◆ Problem details ◆
All of the data below is to be copied again without changes.

━━ Input for this task

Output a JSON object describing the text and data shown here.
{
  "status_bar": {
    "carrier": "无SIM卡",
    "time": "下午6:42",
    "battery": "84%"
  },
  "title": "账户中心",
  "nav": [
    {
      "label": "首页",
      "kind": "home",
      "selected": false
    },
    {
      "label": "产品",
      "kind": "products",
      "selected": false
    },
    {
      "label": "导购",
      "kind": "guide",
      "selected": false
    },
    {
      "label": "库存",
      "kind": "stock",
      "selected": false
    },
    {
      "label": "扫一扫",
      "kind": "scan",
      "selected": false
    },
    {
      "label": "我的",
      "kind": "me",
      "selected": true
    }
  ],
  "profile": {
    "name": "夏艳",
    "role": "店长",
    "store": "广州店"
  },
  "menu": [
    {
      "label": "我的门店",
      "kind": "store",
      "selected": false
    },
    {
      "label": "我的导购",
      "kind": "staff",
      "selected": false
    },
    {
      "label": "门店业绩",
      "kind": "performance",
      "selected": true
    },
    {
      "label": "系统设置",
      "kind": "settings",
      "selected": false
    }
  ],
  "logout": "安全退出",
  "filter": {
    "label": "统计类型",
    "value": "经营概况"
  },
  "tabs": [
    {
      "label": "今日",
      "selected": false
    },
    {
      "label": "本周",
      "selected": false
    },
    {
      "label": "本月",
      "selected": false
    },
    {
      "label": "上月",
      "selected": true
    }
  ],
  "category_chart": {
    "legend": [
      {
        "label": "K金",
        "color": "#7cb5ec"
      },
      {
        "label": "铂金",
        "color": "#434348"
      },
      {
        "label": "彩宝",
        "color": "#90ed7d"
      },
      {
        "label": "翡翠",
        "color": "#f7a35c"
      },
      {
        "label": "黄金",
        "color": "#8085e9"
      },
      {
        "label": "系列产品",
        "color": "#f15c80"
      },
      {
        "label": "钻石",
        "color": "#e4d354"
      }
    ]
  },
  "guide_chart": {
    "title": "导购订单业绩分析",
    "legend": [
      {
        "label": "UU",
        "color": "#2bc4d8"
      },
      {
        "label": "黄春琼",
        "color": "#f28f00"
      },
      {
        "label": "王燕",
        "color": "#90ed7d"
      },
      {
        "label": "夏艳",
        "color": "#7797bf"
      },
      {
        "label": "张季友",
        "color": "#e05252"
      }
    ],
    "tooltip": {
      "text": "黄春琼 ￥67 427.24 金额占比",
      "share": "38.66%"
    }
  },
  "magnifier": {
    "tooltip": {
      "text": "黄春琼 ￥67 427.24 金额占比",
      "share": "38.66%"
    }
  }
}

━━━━

◆ The completed task ◆
Output a JSON object describing the text and data shown here.
{
  "status_bar": {
    "carrier": "无SIM卡",
    "time": "下午6:42",
    "battery": "84%"
  },
  "title": "账户中心",
  "nav": [
    {
      "label": "首页",
      "kind": "home",
      "selected": false
    },
    {
      "label": "产品",
      "kind": "products",
      "selected": false
    },
    {
      "label": "导购",
      "kind": "guide",
      "selected": false
    },
    {
      "label": "库存",
      "kind": "stock",
      "selected": false
    },
    {
      "label": "扫一扫",
      "kind": "scan",
      "selected": false
    },
    {
      "label": "我的",
      "kind": "me",
      "selected": true
    }
  ],
  "profile": {
    "name": "夏艳",
    "role": "店长",
    "store": "广州店"
  },
  "menu": [
    {
      "label": "我的门店",
      "kind": "store",
      "selected": false
    },
    {
      "label": "我的导购",
      "kind": "staff",
      "selected": false
    },
    {
      "label": "门店业绩",
      "kind": "performance",
      "selected": true
    },
    {
      "label": "系统设置",
      "kind": "settings",
      "selected": false
    }
  ],
  "logout": "安全退出",
  "filter": {
    "label": "统计类型",
    "value": "经营概况"
  },
  "tabs": [
    {
      "label": "今日",
      "selected": false
    },
    {
      "label": "本周",
      "selected": false
    },
    {
      "label": "本月",
      "selected": false
    },
    {
      "label": "上月",
      "selected": true
    }
  ],
  "category_chart": {
    "legend": [
      {
        "label": "K金",
        "color": "#7cb5ec"
      },
      {
        "label": "铂金",
        "color": "#434348"
      },
      {
        "label": "彩宝",
        "color": "#90ed7d"
      },
      {
        "label": "翡翠",
        "color": "#f7a35c"
      },
      {
        "label": "黄金",
        "color": "#8085e9"
      },
      {
        "label": "系列产品",
        "color": "#f15c80"
      },
      {
        "label": "钻石",
        "color": "#e4d354"
      }
    ]
  },
  "guide_chart": {
    "title": "导购订单业绩分析",
    "legend": [
      {
        "label": "UU",
        "color": "#2bc4d8"
      },
      {
        "label": "黄春琼",
        "color": "#f28f00"
      },
      {
        "label": "王燕",
        "color": "#90ed7d"
      },
      {
        "label": "夏艳",
        "color": "#7797bf"
      },
      {
        "label": "张季友",
        "color": "#e05252"
      }
    ],
    "tooltip": {
      "text": "黄春琼 ￥67 427.24 金额占比",
      "share": "38.66%"
    }
  },
  "magnifier": {
    "tooltip": {
      "text": "黄春琼 ￥67 427.24 金额占比",
      "share": "38.66%"
    }
  }
}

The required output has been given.